• _What to work on_: Your answer must be an exact copy of the entries below, with no pictures in it.

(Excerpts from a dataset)
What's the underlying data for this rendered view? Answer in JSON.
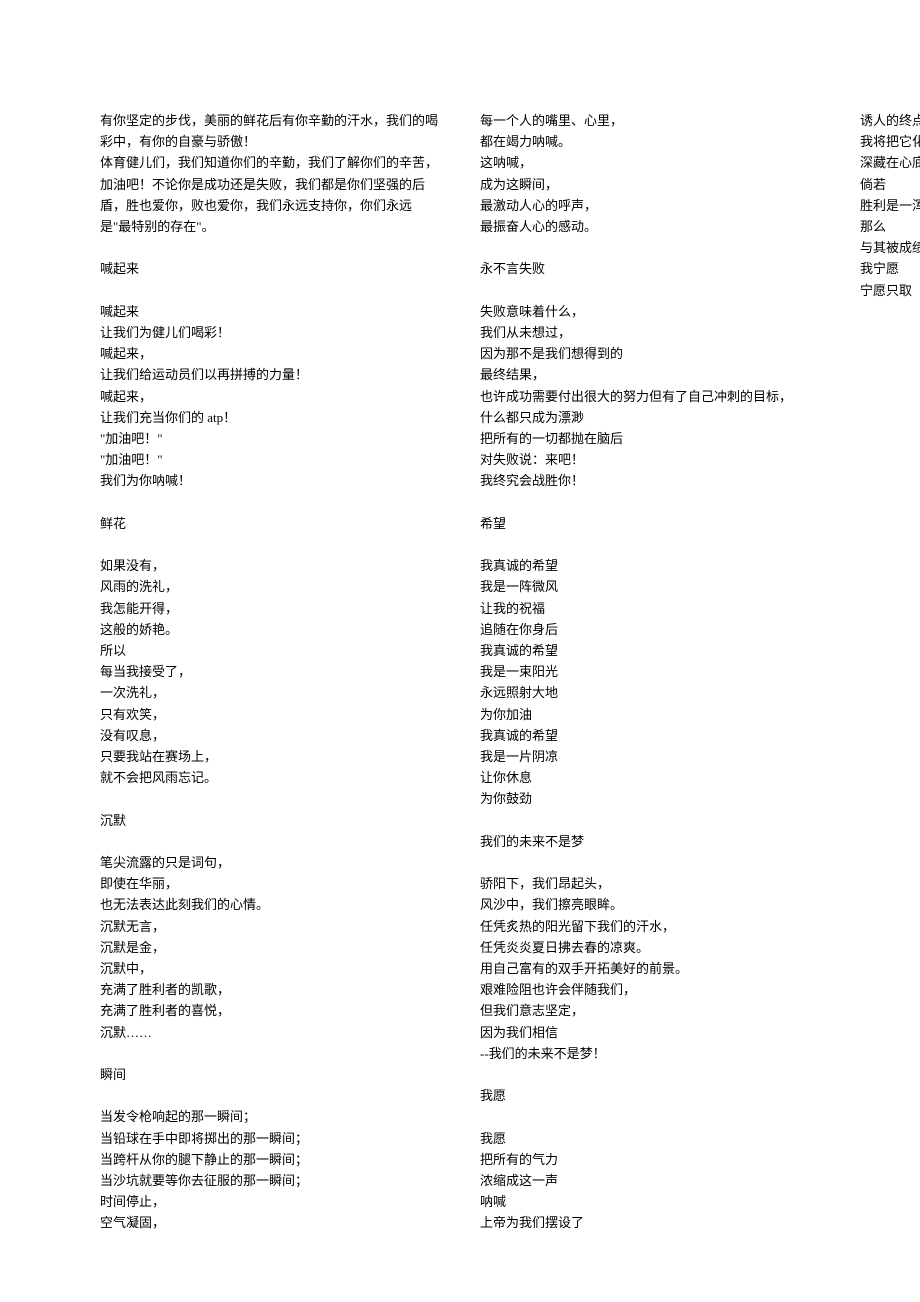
{
  "lines": [
    "有你坚定的步伐，美丽的鲜花后有你辛勤的汗水，我们的喝彩中，有你的自豪与骄傲！",
    "体育健儿们，我们知道你们的辛勤，我们了解你们的辛苦，加油吧！不论你是成功还是失败，我们都是你们坚强的后盾，胜也爱你，败也爱你，我们永远支持你，你们永远是\"最特别的存在\"。",
    "",
    "喊起来",
    "",
    "喊起来",
    "让我们为健儿们喝彩！",
    "喊起来，",
    "让我们给运动员们以再拼搏的力量！",
    "喊起来，",
    "让我们充当你们的 atp！",
    "\"加油吧！\"",
    "\"加油吧！\"",
    "我们为你呐喊！",
    "",
    "鲜花",
    "",
    "如果没有，",
    "风雨的洗礼，",
    "我怎能开得，",
    "这般的娇艳。",
    "所以",
    "每当我接受了，",
    "一次洗礼，",
    "只有欢笑，",
    "没有叹息，",
    "只要我站在赛场上，",
    "就不会把风雨忘记。",
    "",
    "沉默",
    "",
    "笔尖流露的只是词句，",
    "即使在华丽，",
    "也无法表达此刻我们的心情。",
    "沉默无言，",
    "沉默是金，",
    "沉默中，",
    "充满了胜利者的凯歌，",
    "充满了胜利者的喜悦，",
    "沉默……",
    "",
    "瞬间",
    "",
    "当发令枪响起的那一瞬间；",
    "当铅球在手中即将掷出的那一瞬间；",
    "当跨杆从你的腿下静止的那一瞬间；",
    "当沙坑就要等你去征服的那一瞬间；",
    "时间停止，",
    "空气凝固，",
    "每一个人的嘴里、心里，",
    "都在竭力呐喊。",
    "这呐喊，",
    "成为这瞬间，",
    "最激动人心的呼声，",
    "最振奋人心的感动。",
    "",
    "永不言失败",
    "",
    "失败意味着什么，",
    "我们从未想过，",
    "因为那不是我们想得到的",
    "最终结果，",
    "也许成功需要付出很大的努力但有了自己冲刺的目标，",
    "什么都只成为漂渺",
    "把所有的一切都抛在脑后",
    "对失败说：来吧！",
    "我终究会战胜你！",
    "",
    "希望",
    "",
    "我真诚的希望",
    "我是一阵微风",
    "让我的祝福",
    "追随在你身后",
    "我真诚的希望",
    "我是一束阳光",
    "永远照射大地",
    "为你加油",
    "我真诚的希望",
    "我是一片阴凉",
    "让你休息",
    "为你鼓劲",
    "",
    "我们的未来不是梦",
    "",
    "骄阳下，我们昂起头，",
    "风沙中，我们擦亮眼眸。",
    "任凭炙热的阳光留下我们的汗水，",
    "任凭炎炎夏日拂去春的凉爽。",
    "用自己富有的双手开拓美好的前景。",
    "艰难险阻也许会伴随我们，",
    "但我们意志坚定，",
    "因为我们相信",
    "--我们的未来不是梦！",
    "",
    "我愿",
    "",
    "我愿",
    "把所有的气力",
    "浓缩成这一声",
    "呐喊",
    "上帝为我们摆设了",
    "诱人的终点",
    "我将把它化作最后的声音",
    "深藏在心底",
    "倘若",
    "胜利是一浑然的在意",
    "那么",
    "与其被成绩压在下面",
    "我宁愿",
    "宁愿只取"
  ]
}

• _Completed exercise_:
What's the underlying data for this rendered view? Answer in JSON.
{
  "lines": [
    "有你坚定的步伐，美丽的鲜花后有你辛勤的汗水，我们的喝彩中，有你的自豪与骄傲！",
    "体育健儿们，我们知道你们的辛勤，我们了解你们的辛苦，加油吧！不论你是成功还是失败，我们都是你们坚强的后盾，胜也爱你，败也爱你，我们永远支持你，你们永远是\"最特别的存在\"。",
    "",
    "喊起来",
    "",
    "喊起来",
    "让我们为健儿们喝彩！",
    "喊起来，",
    "让我们给运动员们以再拼搏的力量！",
    "喊起来，",
    "让我们充当你们的 atp！",
    "\"加油吧！\"",
    "\"加油吧！\"",
    "我们为你呐喊！",
    "",
    "鲜花",
    "",
    "如果没有，",
    "风雨的洗礼，",
    "我怎能开得，",
    "这般的娇艳。",
    "所以",
    "每当我接受了，",
    "一次洗礼，",
    "只有欢笑，",
    "没有叹息，",
    "只要我站在赛场上，",
    "就不会把风雨忘记。",
    "",
    "沉默",
    "",
    "笔尖流露的只是词句，",
    "即使在华丽，",
    "也无法表达此刻我们的心情。",
    "沉默无言，",
    "沉默是金，",
    "沉默中，",
    "充满了胜利者的凯歌，",
    "充满了胜利者的喜悦，",
    "沉默……",
    "",
    "瞬间",
    "",
    "当发令枪响起的那一瞬间；",
    "当铅球在手中即将掷出的那一瞬间；",
    "当跨杆从你的腿下静止的那一瞬间；",
    "当沙坑就要等你去征服的那一瞬间；",
    "时间停止，",
    "空气凝固，",
    "每一个人的嘴里、心里，",
    "都在竭力呐喊。",
    "这呐喊，",
    "成为这瞬间，",
    "最激动人心的呼声，",
    "最振奋人心的感动。",
    "",
    "永不言失败",
    "",
    "失败意味着什么，",
    "我们从未想过，",
    "因为那不是我们想得到的",
    "最终结果，",
    "也许成功需要付出很大的努力但有了自己冲刺的目标，",
    "什么都只成为漂渺",
    "把所有的一切都抛在脑后",
    "对失败说：来吧！",
    "我终究会战胜你！",
    "",
    "希望",
    "",
    "我真诚的希望",
    "我是一阵微风",
    "让我的祝福",
    "追随在你身后",
    "我真诚的希望",
    "我是一束阳光",
    "永远照射大地",
    "为你加油",
    "我真诚的希望",
    "我是一片阴凉",
    "让你休息",
    "为你鼓劲",
    "",
    "我们的未来不是梦",
    "",
    "骄阳下，我们昂起头，",
    "风沙中，我们擦亮眼眸。",
    "任凭炙热的阳光留下我们的汗水，",
    "任凭炎炎夏日拂去春的凉爽。",
    "用自己富有的双手开拓美好的前景。",
    "艰难险阻也许会伴随我们，",
    "但我们意志坚定，",
    "因为我们相信",
    "--我们的未来不是梦！",
    "",
    "我愿",
    "",
    "我愿",
    "把所有的气力",
    "浓缩成这一声",
    "呐喊",
    "上帝为我们摆设了",
    "诱人的终点",
    "我将把它化作最后的声音",
    "深藏在心底",
    "倘若",
    "胜利是一浑然的在意",
    "那么",
    "与其被成绩压在下面",
    "我宁愿",
    "宁愿只取"
  ]
}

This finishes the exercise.